One is rather obvious. It’s Rei Nikaido, aka the very obvious Hanako Yamada. She’s the character we see the least in Worldend Syndrome’s introduction, but has the most obvious duality and depth. When she is first introduced, it is as an idol who is going to portray the lead heroine in the adaptation of Kaori Yamashiro’s novel, Worldend Syndrome. We learn that she actively campaigned for the part, is supposedly a big fan of your homeroom teacher’s work, and is renowned for her talent. After the press conference, we are introduced to Hanako, who has suddenly been invited by Ms. Yamashiro to join the club investigating Mihate’s legends. She stumbles over her identity, almost giving her real name. She still has her very obvious hairstyle. The only attempt to conceal her identity is a pair of goofy glasses, which she actually does need to see. From there, we see a number of scenes where she’s calm, collected, and professional as “Rei” and flustered and more genuine as “Hanako.”
But, once you get closer to her, we begin to see even more sides to Rei. We learn which identity is her true self. While she seems to be incredibly enthusiastic about mundane activities people take for granted, exuding a sort of innocence, that doesn’t mean she isn’t aware of heartbreak and the harshness in the world. When the school club goes to Saya’s family’s mansion for a “camp” activity, we get hints at what lies beneath the surface. Rei describes life with her father, briefly. She brings up that she began thinking about dying, and that spurred her into making career decisions. Rei has much to face in Mihate, and we get to be there with her. We see all sides of her and how her journey influences her life.
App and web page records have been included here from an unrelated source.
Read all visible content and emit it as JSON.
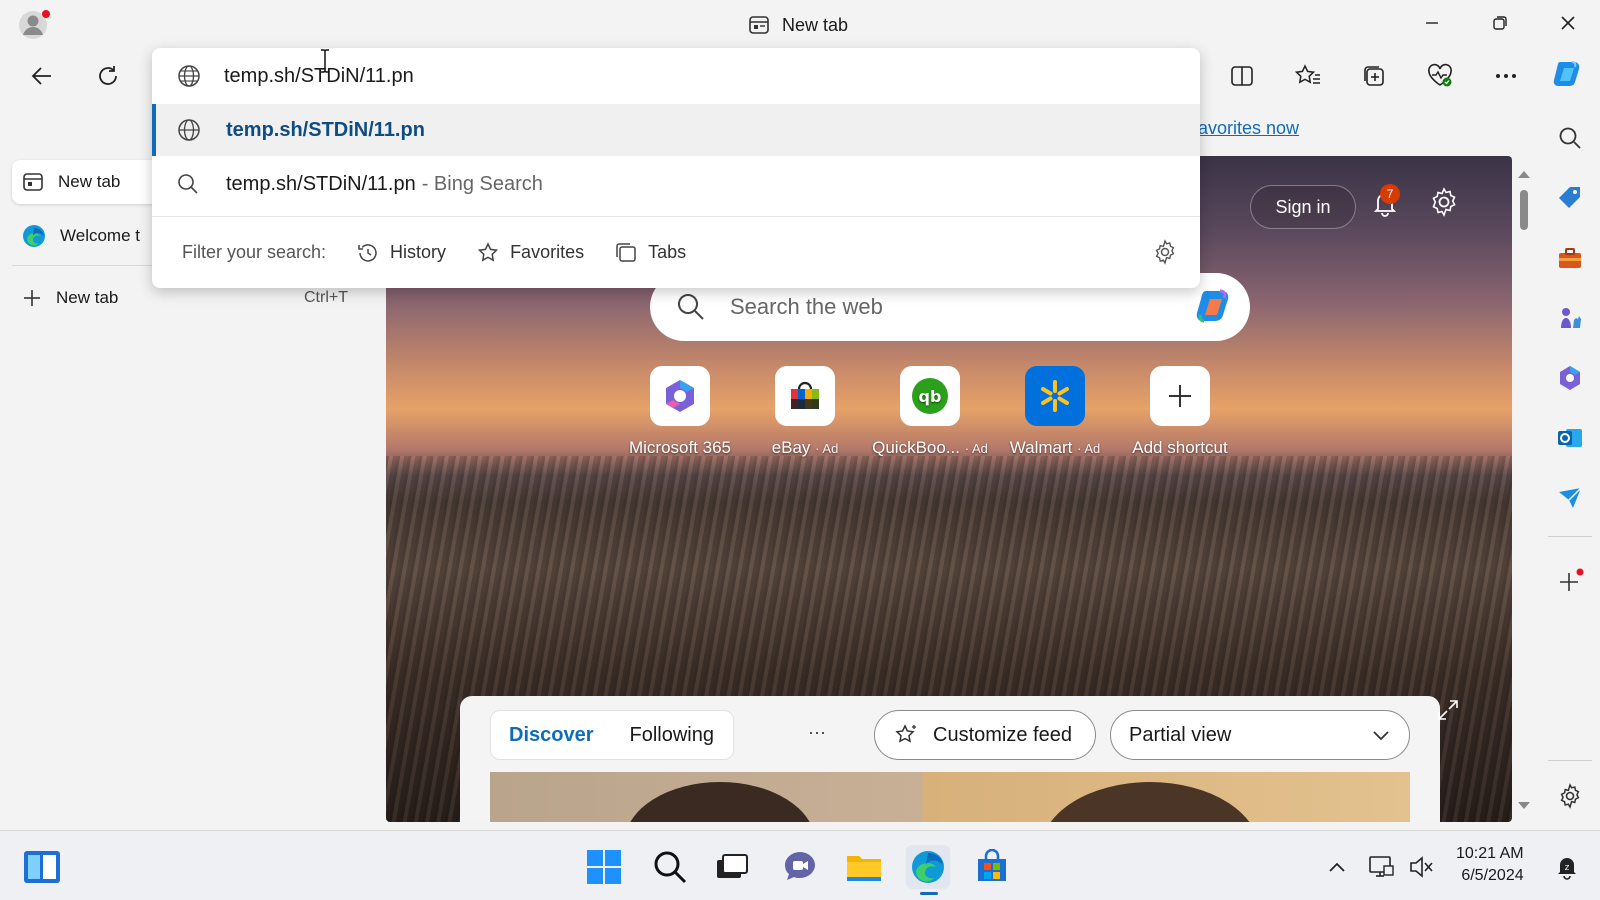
{
  "window": {
    "title": "New tab"
  },
  "toolbar": {
    "favorites_link": "avorites now"
  },
  "omnibox": {
    "value": "temp.sh/STDiN/11.pn",
    "suggestions": [
      {
        "text": "temp.sh/STDiN/11.pn",
        "suffix": ""
      },
      {
        "text": "temp.sh/STDiN/11.pn",
        "suffix": "- Bing Search"
      }
    ],
    "filter_label": "Filter your search:",
    "filters": [
      "History",
      "Favorites",
      "Tabs"
    ]
  },
  "side_tabs": {
    "tabs": [
      {
        "label": "New tab"
      },
      {
        "label": "Welcome t"
      }
    ],
    "new_tab_label": "New tab",
    "new_tab_shortcut": "Ctrl+T"
  },
  "ntp": {
    "sign_in": "Sign in",
    "notification_count": "7",
    "search_placeholder": "Search the web",
    "shortcuts": [
      {
        "label": "Microsoft 365",
        "ad": ""
      },
      {
        "label": "eBay",
        "ad": "· Ad"
      },
      {
        "label": "QuickBoo...",
        "ad": "· Ad"
      },
      {
        "label": "Walmart",
        "ad": "· Ad"
      },
      {
        "label": "Add shortcut",
        "ad": ""
      }
    ],
    "feed": {
      "tabs": [
        "Discover",
        "Following"
      ],
      "more": "···",
      "customize": "Customize feed",
      "view": "Partial view"
    }
  },
  "taskbar": {
    "time": "10:21 AM",
    "date": "6/5/2024"
  },
  "colors": {
    "accent": "#0f6cbd",
    "badge": "#d83b01"
  }
}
While Rei is a more obvious case of a character with all sorts of sides to her, another is Miu. In her case, things are more subtle. People could go through the entire introduction of Worldend Syndrome and other characters’ routes with her only saying a few sentences to you. She can come across as a dutiful, steadfast character who is incredibly quiet. You might look at her and think that she could be the Rei Ayanami of Worldend Syndrome. But, there is a side to her. There is constant teasing about what lies beneath.
After all, our first meeting with Miu in Worldend Syndrome is quite a shocking one. She watches our avatar as he leaves the train station. Her eyes appear to be glowing. She seems to disappear when you look away. Someone going through the beginning might be doubt who and what she is. A first playthrough through Worldend Syndrome’s introduction even ends with quite a cliffhanger. But, once you unlock her storyline and get to her tale, it opens up almost everything. The secrets that didn’t add up, some of the plotholes you wondered about, why Miu is the way she is. It steals the show and constantly provides the insights you would crave.
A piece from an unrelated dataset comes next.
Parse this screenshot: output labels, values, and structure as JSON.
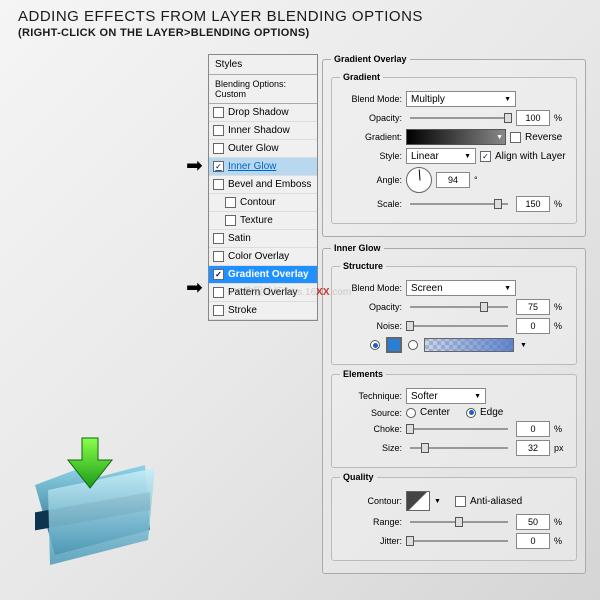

Let’s be clear: every character in Worldend Syndrome is well-crafted. The heroines, NPCs, and even your avatar have these elements that constantly make you think about who and what they are, wondering what sorts of depths they might hide. Rei and Miu just happen to be two that are very obvious about their unexpected natures and many layers. Anyone who gives it a chance is sure to see what makes these people so special.
Worldend Syndrome is available for the Nintendo Switch and PlayStation 4 in Japan and North America. It will come to Europe on June 14, 2019.